-------- INFORMATION SHOWN --------

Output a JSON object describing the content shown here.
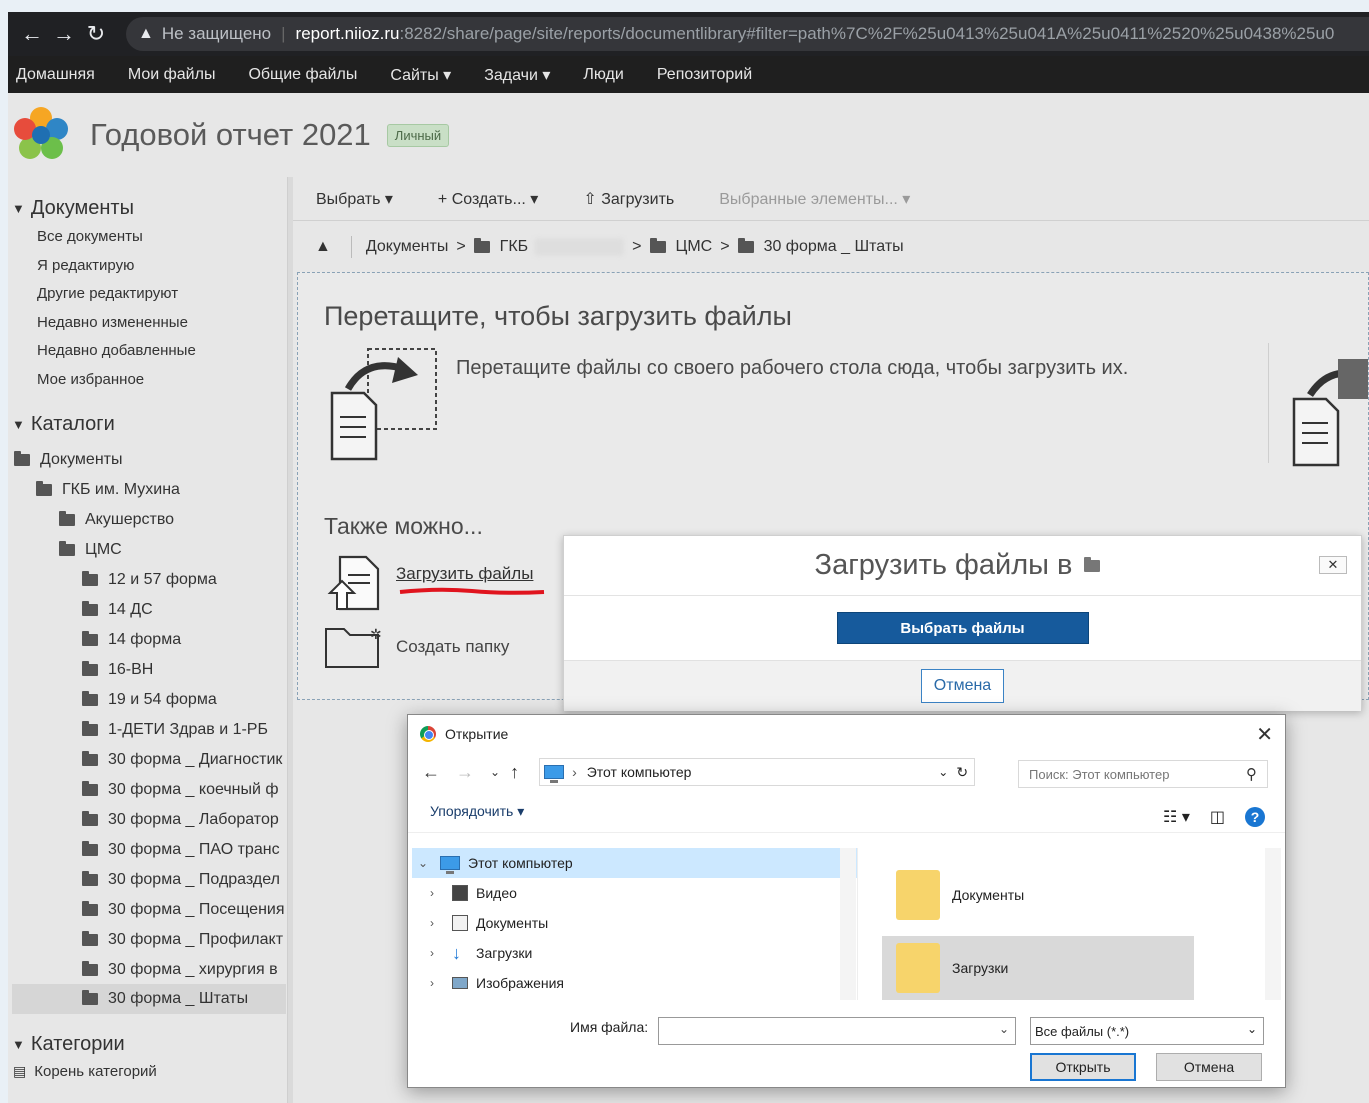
{
  "browser": {
    "security_label": "Не защищено",
    "url_host": "report.niioz.ru",
    "url_rest": ":8282/share/page/site/reports/documentlibrary#filter=path%7C%2F%25u0413%25u041A%25u0411%2520%25u0438%25u0"
  },
  "appnav": [
    "Домашняя",
    "Мои файлы",
    "Общие файлы",
    "Сайты ▾",
    "Задачи ▾",
    "Люди",
    "Репозиторий"
  ],
  "site": {
    "title": "Годовой отчет 2021",
    "badge": "Личный"
  },
  "sidebar": {
    "documents_header": "Документы",
    "documents_links": [
      "Все документы",
      "Я редактирую",
      "Другие редактируют",
      "Недавно измененные",
      "Недавно добавленные",
      "Мое избранное"
    ],
    "catalogs_header": "Каталоги",
    "tree": [
      {
        "label": "Документы",
        "level": 0
      },
      {
        "label": "ГКБ им. Мухина",
        "level": 1
      },
      {
        "label": "Акушерство",
        "level": 2
      },
      {
        "label": "ЦМС",
        "level": 2
      },
      {
        "label": "12 и 57 форма",
        "level": 3
      },
      {
        "label": "14 ДС",
        "level": 3
      },
      {
        "label": "14 форма",
        "level": 3
      },
      {
        "label": "16-ВН",
        "level": 3
      },
      {
        "label": "19 и 54 форма",
        "level": 3
      },
      {
        "label": "1-ДЕТИ Здрав и 1-РБ",
        "level": 3
      },
      {
        "label": "30 форма _ Диагностик",
        "level": 3
      },
      {
        "label": "30 форма _ коечный ф",
        "level": 3
      },
      {
        "label": "30 форма _ Лаборатор",
        "level": 3
      },
      {
        "label": "30 форма _ ПАО транс",
        "level": 3
      },
      {
        "label": "30 форма _ Подраздел",
        "level": 3
      },
      {
        "label": "30 форма _ Посещения",
        "level": 3
      },
      {
        "label": "30 форма _ Профилакт",
        "level": 3
      },
      {
        "label": "30 форма _ хирургия в",
        "level": 3
      },
      {
        "label": "30 форма _ Штаты",
        "level": 3
      }
    ],
    "categories_header": "Категории",
    "categories_root": "Корень категорий"
  },
  "toolbar": {
    "select": "Выбрать ▾",
    "create": "+ Создать... ▾",
    "upload": "Загрузить",
    "selected": "Выбранные элементы... ▾"
  },
  "breadcrumb": {
    "root": "Документы",
    "gkb": "ГКБ",
    "cms": "ЦМС",
    "current": "30 форма _ Штаты"
  },
  "dropzone": {
    "title": "Перетащите, чтобы загрузить файлы",
    "text": "Перетащите файлы со своего рабочего стола сюда, чтобы загрузить их.",
    "also": "Также можно...",
    "upload_link": "Загрузить файлы",
    "create_folder": "Создать папку"
  },
  "upload_dialog": {
    "title": "Загрузить файлы в",
    "close": "✕",
    "choose": "Выбрать файлы",
    "cancel": "Отмена"
  },
  "file_dialog": {
    "title": "Открытие",
    "path": "Этот компьютер",
    "search_placeholder": "Поиск: Этот компьютер",
    "organize": "Упорядочить ▾",
    "tree": [
      "Этот компьютер",
      "Видео",
      "Документы",
      "Загрузки",
      "Изображения"
    ],
    "items": [
      "Документы",
      "Загрузки"
    ],
    "filename_label": "Имя файла:",
    "filter": "Все файлы (*.*)",
    "open": "Открыть",
    "cancel": "Отмена"
  }
}
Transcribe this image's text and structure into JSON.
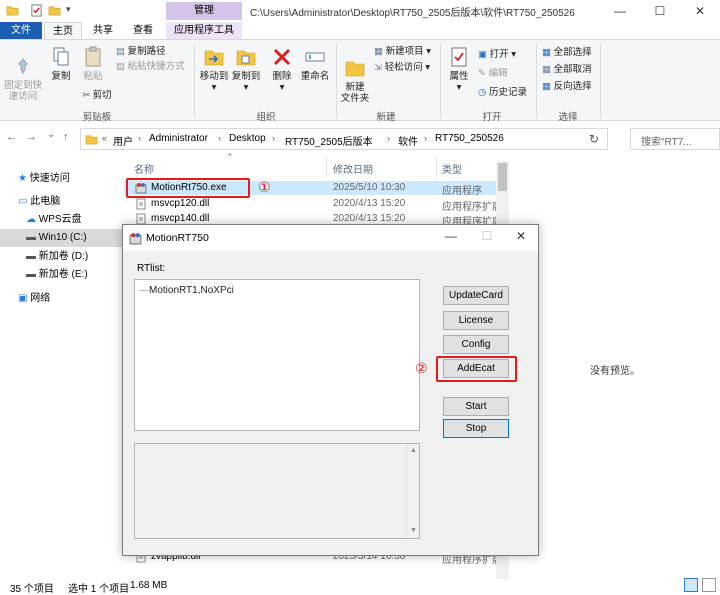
{
  "window": {
    "ctx_group": "管理",
    "path": "C:\\Users\\Administrator\\Desktop\\RT750_2505后版本\\软件\\RT750_250526",
    "min": "—",
    "max": "☐",
    "close": "✕"
  },
  "tabs": {
    "file": "文件",
    "home": "主页",
    "share": "共享",
    "view": "查看",
    "app_tools": "应用程序工具"
  },
  "ribbon": {
    "pin": "固定到快\n速访问",
    "copy": "复制",
    "paste": "粘贴",
    "copy_path": "复制路径",
    "paste_shortcut": "粘贴快捷方式",
    "cut": "剪切",
    "group_clipboard": "剪贴板",
    "move_to": "移动到",
    "copy_to": "复制到",
    "delete": "删除",
    "rename": "重命名",
    "group_organize": "组织",
    "new_folder": "新建\n文件夹",
    "new_item": "新建项目",
    "easy_access": "轻松访问",
    "group_new": "新建",
    "properties": "属性",
    "open": "打开",
    "edit": "编辑",
    "history": "历史记录",
    "group_open": "打开",
    "select_all": "全部选择",
    "select_none": "全部取消",
    "invert": "反向选择",
    "group_select": "选择"
  },
  "nav": {
    "back": "←",
    "forward": "→",
    "history_down": "⌄",
    "up": "↑"
  },
  "address": {
    "lead": "«",
    "crumbs": [
      "用户",
      "Administrator",
      "Desktop",
      "RT750_2505后版本",
      "软件",
      "RT750_250526"
    ],
    "refresh": "↻",
    "search_placeholder": "搜索\"RT7..."
  },
  "sidebar": {
    "quick_access": "快速访问",
    "this_pc": "此电脑",
    "wps": "WPS云盘",
    "c": "Win10 (C:)",
    "d": "新加卷 (D:)",
    "e": "新加卷 (E:)",
    "network": "网络"
  },
  "columns": {
    "name": "名称",
    "date": "修改日期",
    "type": "类型"
  },
  "files": [
    {
      "name": "MotionRt750.exe",
      "date": "2025/5/10 10:30",
      "type": "应用程序"
    },
    {
      "name": "msvcp120.dll",
      "date": "2020/4/13 15:20",
      "type": "应用程序扩展"
    },
    {
      "name": "msvcp140.dll",
      "date": "2020/4/13 15:20",
      "type": "应用程序扩展"
    },
    {
      "name": "zvapplib.dll",
      "date": "2025/3/14 16:58",
      "type": "应用程序扩展"
    }
  ],
  "annotations": {
    "one": "①",
    "two": "②"
  },
  "preview": "没有预览。",
  "status": {
    "count": "35 个项目",
    "selected": "选中 1 个项目",
    "size": "1.68 MB"
  },
  "dialog": {
    "title": "MotionRT750",
    "rtlist_label": "RTlist:",
    "tree_item": "MotionRT1,NoXPci",
    "buttons": {
      "updatecard": "UpdateCard",
      "license": "License",
      "config": "Config",
      "addecat": "AddEcat",
      "start": "Start",
      "stop": "Stop"
    },
    "min": "—",
    "max": "☐",
    "close": "✕"
  },
  "colors": {
    "annotation": "#e21c1c",
    "file_tab": "#1a5fb4",
    "selection": "#cce8ff",
    "ctx_tab": "#d4c4ea"
  }
}
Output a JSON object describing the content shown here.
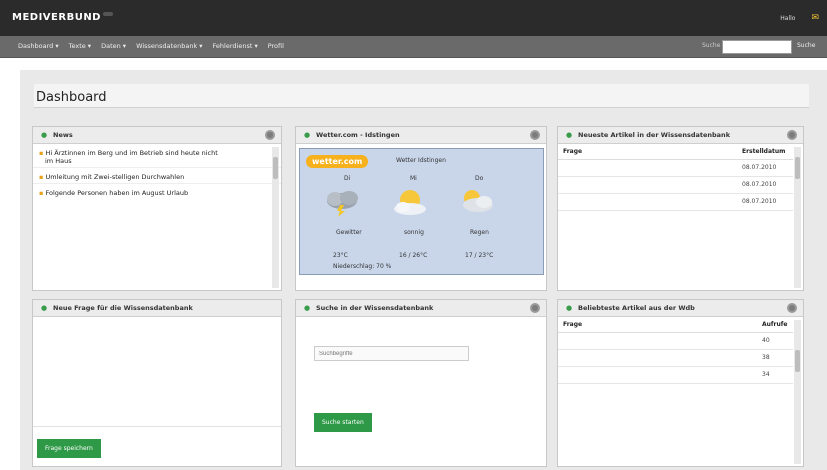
{
  "app": {
    "brand": "MEDIVERBUND",
    "brand_sub": "",
    "top_right": [
      "Hallo",
      ""
    ]
  },
  "nav": {
    "items": [
      "Dashboard ▾",
      "Texte ▾",
      "Daten ▾",
      "Wissensdatenbank ▾",
      "Fehlerdienst ▾",
      "Profil"
    ],
    "search_label": "Suche",
    "search_placeholder": "",
    "search_button": "Suche"
  },
  "page": {
    "title": "Dashboard"
  },
  "news": {
    "title": "News",
    "items": [
      {
        "meta": "",
        "title_lines": [
          "Hi Ärztinnen im Berg und im Betrieb sind heute nicht",
          "im Haus"
        ]
      },
      {
        "meta": "",
        "title_lines": [
          "Umleitung mit Zwei-stelligen Durchwahlen"
        ]
      },
      {
        "meta": "",
        "title_lines": [
          "Folgende Personen haben im August Urlaub"
        ]
      }
    ]
  },
  "weather": {
    "title": "Wetter.com - Idstingen",
    "logo": "wetter.com",
    "location": "Wetter Idstingen",
    "days": [
      {
        "day": "Di",
        "condition": "Gewitter",
        "temp": "23°C",
        "icon": "storm-icon"
      },
      {
        "day": "Mi",
        "condition": "sonnig",
        "temp": "16 / 26°C",
        "icon": "sun-icon"
      },
      {
        "day": "Do",
        "condition": "Regen",
        "temp": "17 / 23°C",
        "icon": "rain-cloud-icon"
      }
    ],
    "rain": "Niederschlag: 70 %"
  },
  "articles": {
    "title": "Neueste Artikel in der Wissensdatenbank",
    "col_question": "Frage",
    "col_created": "Erstelldatum",
    "rows": [
      {
        "q": "",
        "date": "08.07.2010"
      },
      {
        "q": "",
        "date": "08.07.2010"
      },
      {
        "q": "",
        "date": "08.07.2010"
      }
    ]
  },
  "new_question": {
    "title": "Neue Frage für die Wissensdatenbank",
    "body": "",
    "button": "Frage speichern"
  },
  "kb_search": {
    "title": "Suche in der Wissensdatenbank",
    "placeholder": "Suchbegriffe",
    "help": "",
    "button": "Suche starten"
  },
  "popular": {
    "title": "Beliebteste Artikel aus der Wdb",
    "col_question": "Frage",
    "col_views": "Aufrufe",
    "rows": [
      {
        "q": "",
        "views": "40"
      },
      {
        "q": "",
        "views": "38"
      },
      {
        "q": "",
        "views": "34"
      }
    ]
  },
  "colors": {
    "topbar": "#2b2b2b",
    "navbar": "#6a6a6a",
    "accent_green": "#2e9947",
    "weather_bg": "#c9d6ea",
    "logo_orange": "#f6b11d"
  }
}
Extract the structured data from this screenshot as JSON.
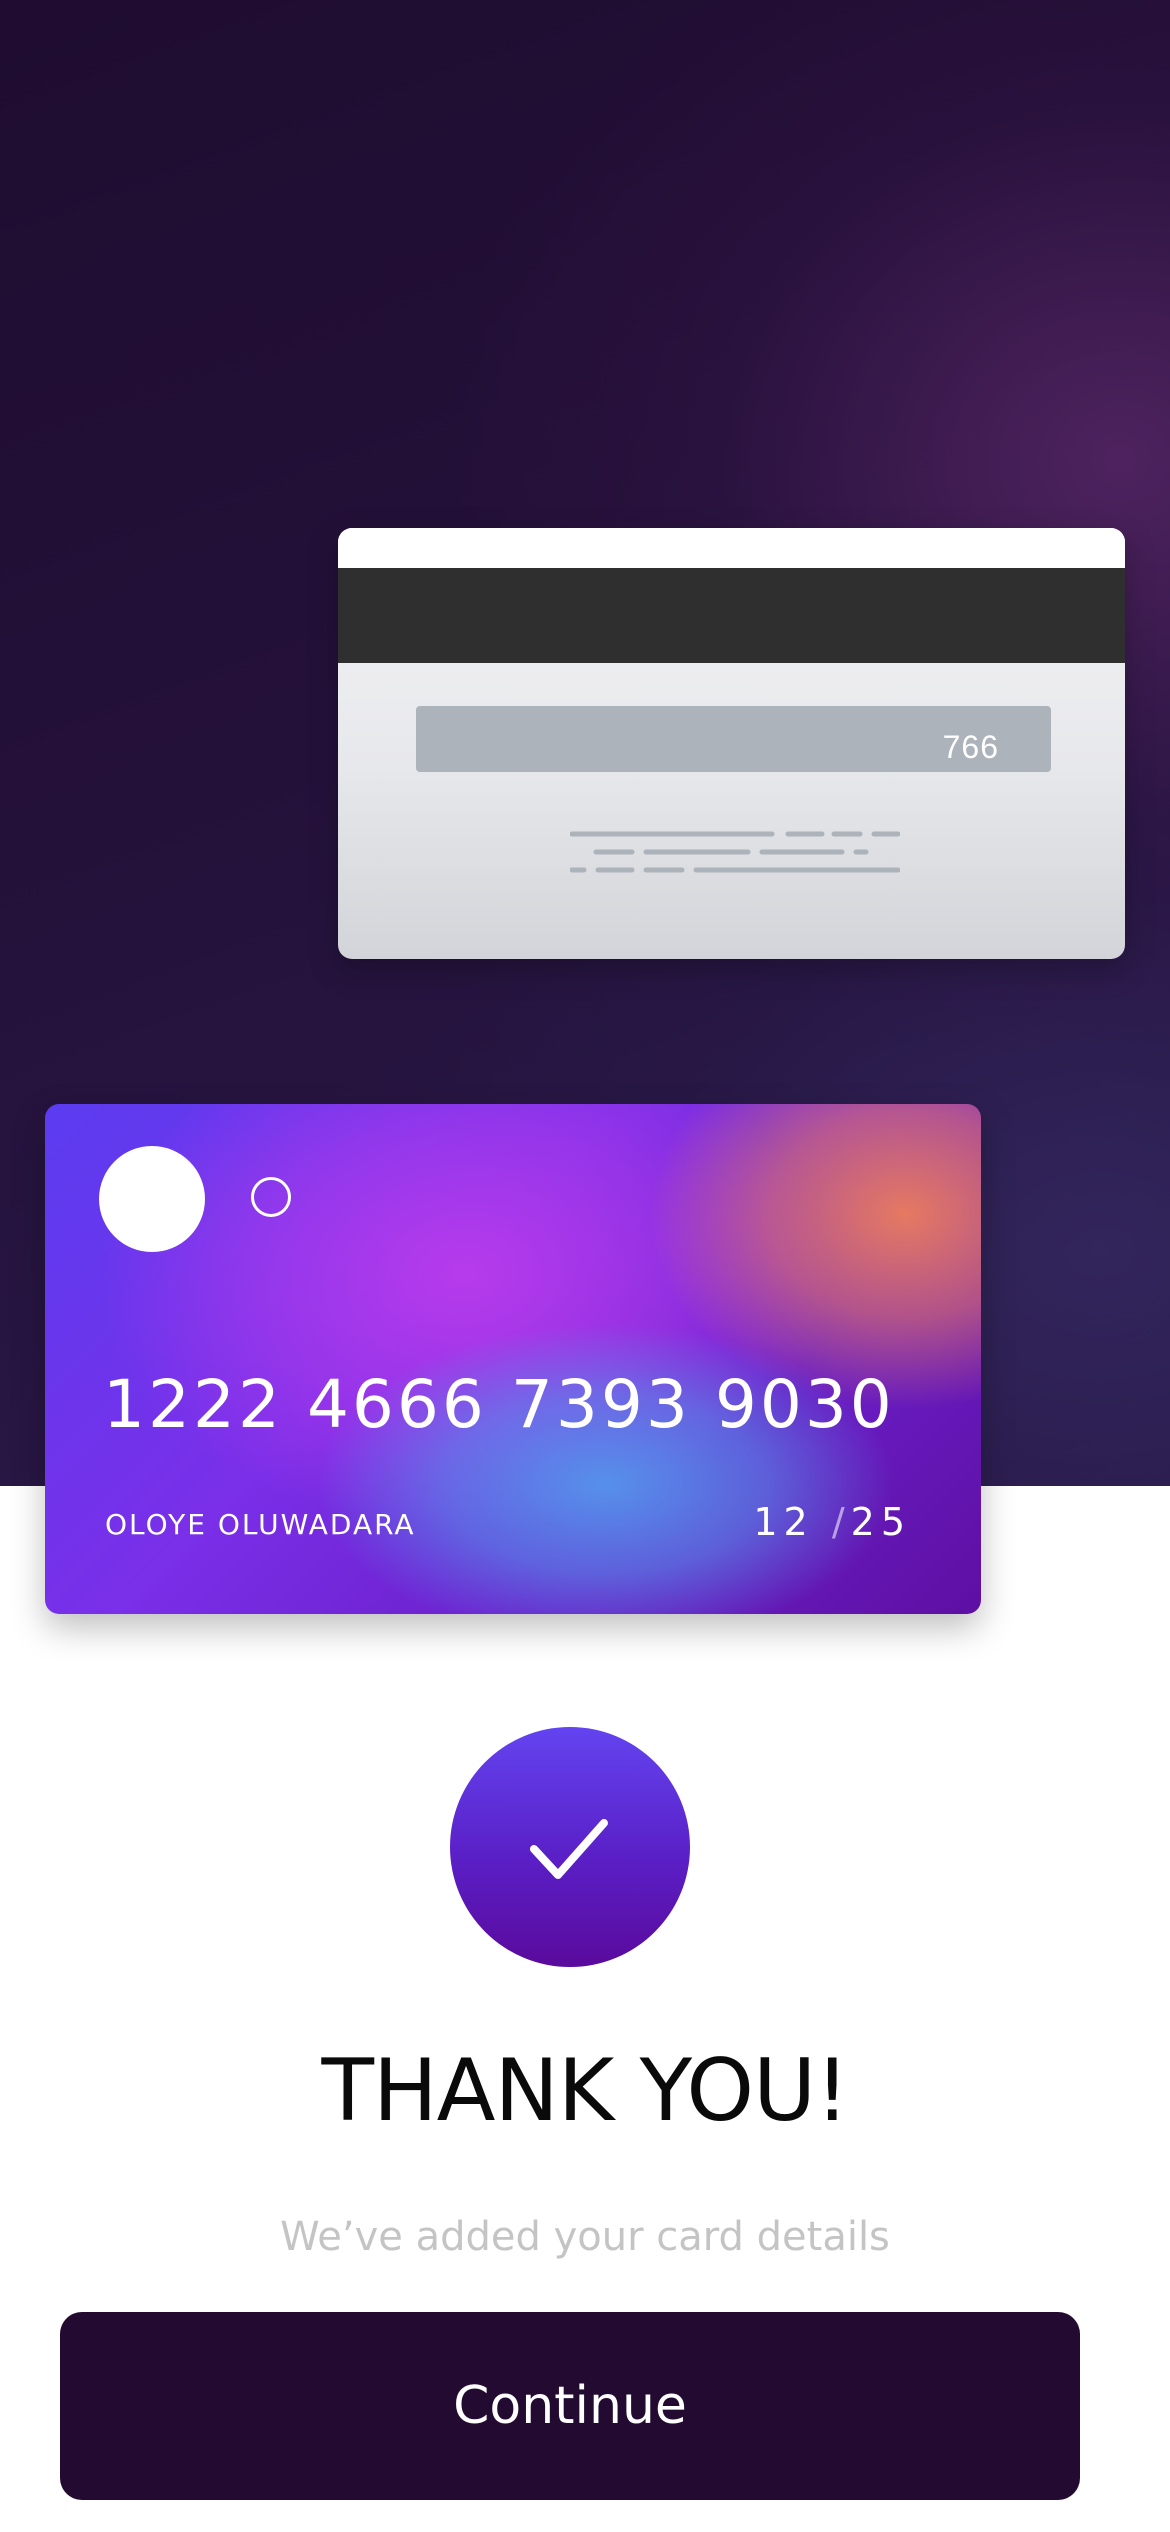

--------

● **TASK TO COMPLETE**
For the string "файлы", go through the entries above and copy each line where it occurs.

● **RESULT FOR THIS TASK**
    "Мои файлы",
    "Общие файлы",
    "title": "Перетащите, чтобы загрузить файлы",
    "text": "Перетащите файлы со своего рабочего стола сюда, чтобы загрузить их.",
    "upload_link": "Загрузить файлы",
    "title": "Загрузить файлы в",
    "choose": "Выбрать файлы",
    "filter": "Все файлы (*.*)",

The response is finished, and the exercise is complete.